TASK GOAL => Each line of the data below either holds "Preferences" or does not. Report how many do, and only that.

Excerpts from an interface dataset =>
++++++++++
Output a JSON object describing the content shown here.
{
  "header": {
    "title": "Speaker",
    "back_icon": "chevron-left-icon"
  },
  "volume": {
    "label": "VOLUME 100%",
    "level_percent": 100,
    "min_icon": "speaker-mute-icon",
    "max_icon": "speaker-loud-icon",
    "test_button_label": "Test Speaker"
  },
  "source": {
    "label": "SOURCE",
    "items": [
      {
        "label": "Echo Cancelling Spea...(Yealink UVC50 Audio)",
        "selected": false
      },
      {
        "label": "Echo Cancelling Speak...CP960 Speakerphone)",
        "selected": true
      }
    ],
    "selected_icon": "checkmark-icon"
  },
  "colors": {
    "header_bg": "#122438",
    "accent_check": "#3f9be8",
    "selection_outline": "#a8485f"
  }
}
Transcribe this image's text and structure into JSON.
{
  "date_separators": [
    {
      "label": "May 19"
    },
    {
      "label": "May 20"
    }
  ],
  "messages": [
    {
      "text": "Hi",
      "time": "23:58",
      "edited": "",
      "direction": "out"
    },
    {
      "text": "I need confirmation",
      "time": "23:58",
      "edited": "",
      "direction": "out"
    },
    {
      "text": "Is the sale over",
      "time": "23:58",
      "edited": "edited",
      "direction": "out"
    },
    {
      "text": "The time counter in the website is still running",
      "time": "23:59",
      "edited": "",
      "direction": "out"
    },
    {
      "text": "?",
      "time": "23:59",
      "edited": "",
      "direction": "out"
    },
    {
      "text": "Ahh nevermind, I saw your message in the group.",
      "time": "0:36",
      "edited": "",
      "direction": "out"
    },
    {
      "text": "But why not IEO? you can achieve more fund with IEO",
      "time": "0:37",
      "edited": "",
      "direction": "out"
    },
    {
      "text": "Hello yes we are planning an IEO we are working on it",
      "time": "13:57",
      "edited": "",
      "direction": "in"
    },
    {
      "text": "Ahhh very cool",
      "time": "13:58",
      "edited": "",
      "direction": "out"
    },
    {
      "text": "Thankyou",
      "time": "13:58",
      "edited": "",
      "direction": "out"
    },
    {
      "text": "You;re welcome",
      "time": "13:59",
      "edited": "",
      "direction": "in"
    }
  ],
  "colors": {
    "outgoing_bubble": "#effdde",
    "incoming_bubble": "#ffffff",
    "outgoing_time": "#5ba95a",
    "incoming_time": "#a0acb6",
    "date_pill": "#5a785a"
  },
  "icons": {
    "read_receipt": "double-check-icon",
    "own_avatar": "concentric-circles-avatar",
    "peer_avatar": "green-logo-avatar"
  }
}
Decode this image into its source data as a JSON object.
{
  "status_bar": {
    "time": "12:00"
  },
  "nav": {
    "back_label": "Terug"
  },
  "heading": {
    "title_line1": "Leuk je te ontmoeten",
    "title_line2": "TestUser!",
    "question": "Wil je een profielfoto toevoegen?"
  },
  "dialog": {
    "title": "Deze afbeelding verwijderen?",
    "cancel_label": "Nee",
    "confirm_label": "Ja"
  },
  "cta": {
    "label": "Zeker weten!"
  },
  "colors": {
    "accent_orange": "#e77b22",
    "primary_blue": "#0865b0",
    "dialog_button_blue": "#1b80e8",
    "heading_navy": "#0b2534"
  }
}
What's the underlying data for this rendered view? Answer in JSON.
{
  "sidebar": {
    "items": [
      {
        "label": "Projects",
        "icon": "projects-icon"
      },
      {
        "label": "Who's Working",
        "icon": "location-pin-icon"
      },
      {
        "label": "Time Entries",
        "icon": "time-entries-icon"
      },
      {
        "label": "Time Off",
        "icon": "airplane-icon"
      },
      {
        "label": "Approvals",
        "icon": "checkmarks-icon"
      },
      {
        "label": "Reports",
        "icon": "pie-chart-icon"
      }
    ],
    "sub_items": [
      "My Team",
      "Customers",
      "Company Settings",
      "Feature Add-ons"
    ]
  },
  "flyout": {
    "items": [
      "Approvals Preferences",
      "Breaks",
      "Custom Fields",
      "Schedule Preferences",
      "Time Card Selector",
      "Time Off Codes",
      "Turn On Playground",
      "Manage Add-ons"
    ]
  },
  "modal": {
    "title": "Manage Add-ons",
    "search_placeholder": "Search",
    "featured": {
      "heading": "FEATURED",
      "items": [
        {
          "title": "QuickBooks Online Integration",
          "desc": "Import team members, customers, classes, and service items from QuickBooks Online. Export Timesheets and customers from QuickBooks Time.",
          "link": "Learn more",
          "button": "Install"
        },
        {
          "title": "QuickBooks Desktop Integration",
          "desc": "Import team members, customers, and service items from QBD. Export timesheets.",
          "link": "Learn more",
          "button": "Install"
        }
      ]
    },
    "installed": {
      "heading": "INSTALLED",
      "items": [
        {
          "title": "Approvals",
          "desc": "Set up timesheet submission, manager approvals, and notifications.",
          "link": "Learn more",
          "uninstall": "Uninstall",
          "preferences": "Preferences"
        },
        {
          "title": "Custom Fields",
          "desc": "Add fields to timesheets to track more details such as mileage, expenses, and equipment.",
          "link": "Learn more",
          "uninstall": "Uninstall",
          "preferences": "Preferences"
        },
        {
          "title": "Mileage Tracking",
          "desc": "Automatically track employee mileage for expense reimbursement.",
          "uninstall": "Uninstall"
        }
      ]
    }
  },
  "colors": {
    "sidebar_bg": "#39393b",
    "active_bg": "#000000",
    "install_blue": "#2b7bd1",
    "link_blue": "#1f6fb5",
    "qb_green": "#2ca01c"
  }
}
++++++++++
SOLUTION BELOW => 4